Li said that China has now achieved "political stability and unity" but added, without citing specific examples, that "there are still some factors that could lead to instability."
"We must take these problems seriously and try our best to solve them, not lowering our guard for a minute," he said.
Praising the forces that suppressed the 1989 protests, Li declared that "the Chinese People's Liberation Army, the (paramilitary) Armed Police and the Public Security Police constitute a solid pillar in the people's democratic dictatorship."
Li said that funding for the army will be boosted, partly to "develop defense science and technology, focusing on research in and manufacture of new weapons and equipment to modernize the armaments of our army."

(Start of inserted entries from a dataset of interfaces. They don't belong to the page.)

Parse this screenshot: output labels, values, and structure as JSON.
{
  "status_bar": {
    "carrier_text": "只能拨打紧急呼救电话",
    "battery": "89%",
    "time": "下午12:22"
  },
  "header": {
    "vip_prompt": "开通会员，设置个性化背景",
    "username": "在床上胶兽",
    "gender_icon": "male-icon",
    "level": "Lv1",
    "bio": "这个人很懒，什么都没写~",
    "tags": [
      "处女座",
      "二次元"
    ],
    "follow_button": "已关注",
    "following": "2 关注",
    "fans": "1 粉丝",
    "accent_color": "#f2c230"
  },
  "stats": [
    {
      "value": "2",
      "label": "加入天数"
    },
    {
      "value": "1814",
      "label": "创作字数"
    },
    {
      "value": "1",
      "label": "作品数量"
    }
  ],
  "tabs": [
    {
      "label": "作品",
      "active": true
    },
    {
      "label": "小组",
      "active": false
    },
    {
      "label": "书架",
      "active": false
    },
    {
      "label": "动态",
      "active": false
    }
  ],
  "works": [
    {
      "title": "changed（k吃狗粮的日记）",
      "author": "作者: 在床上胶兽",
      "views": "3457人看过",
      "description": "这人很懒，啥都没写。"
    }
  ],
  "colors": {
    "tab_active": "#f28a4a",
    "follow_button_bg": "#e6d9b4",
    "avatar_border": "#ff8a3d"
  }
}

Paradoxically, despite the severity of political repression in China, many ordinary laws and regulations, ranging from traffic rules to matters such as taxation, are capriciously enforced or routinely ignored. Li said this situation should be corrected.
"It must be emphasized that once a law is promulgated, any and all organizations and individuals must abide by it," he said. "We must . . . work towards the point where, when there is a law, it is obeyed, enforcement is strict and lawbreakers are prosecuted."
Li warned that "those who take part in economic or other crimes, abuse power for their personal gain or practice favoritism in violation of the law, no matter how high their position is, must be resolutely punished."
Li said China faces a "grim" situation of population growth, with so many young adults now entering child-bearing age that another baby boom is expected in the next five years. He called for tougher enforcement of family planning regulations and implicitly acknowledged their coercive nature, which Chinese officials sometimes try to deny.
"Governments at all levels . . . should continue to implement the current policies on family planning, encouraging late marriage, late birth . . . and only one child for each couple," he said. Local authorities should "severely crack down on criminal violators of the family planning policy," he added.
In a summary of foreign policy issues, Li called for the withdrawal of all foreign troops from the Persian Gulf region, withdrawal of Israel from occupied Arab territories and mutual recognition by "the state of Palestine and the State of Israel."
Li rejected foreign expressions of concern about human rights in China as interference in its internal affairs and expressed hope that Sino-U.S. relations will be brought "back to normal at the earliest date possible."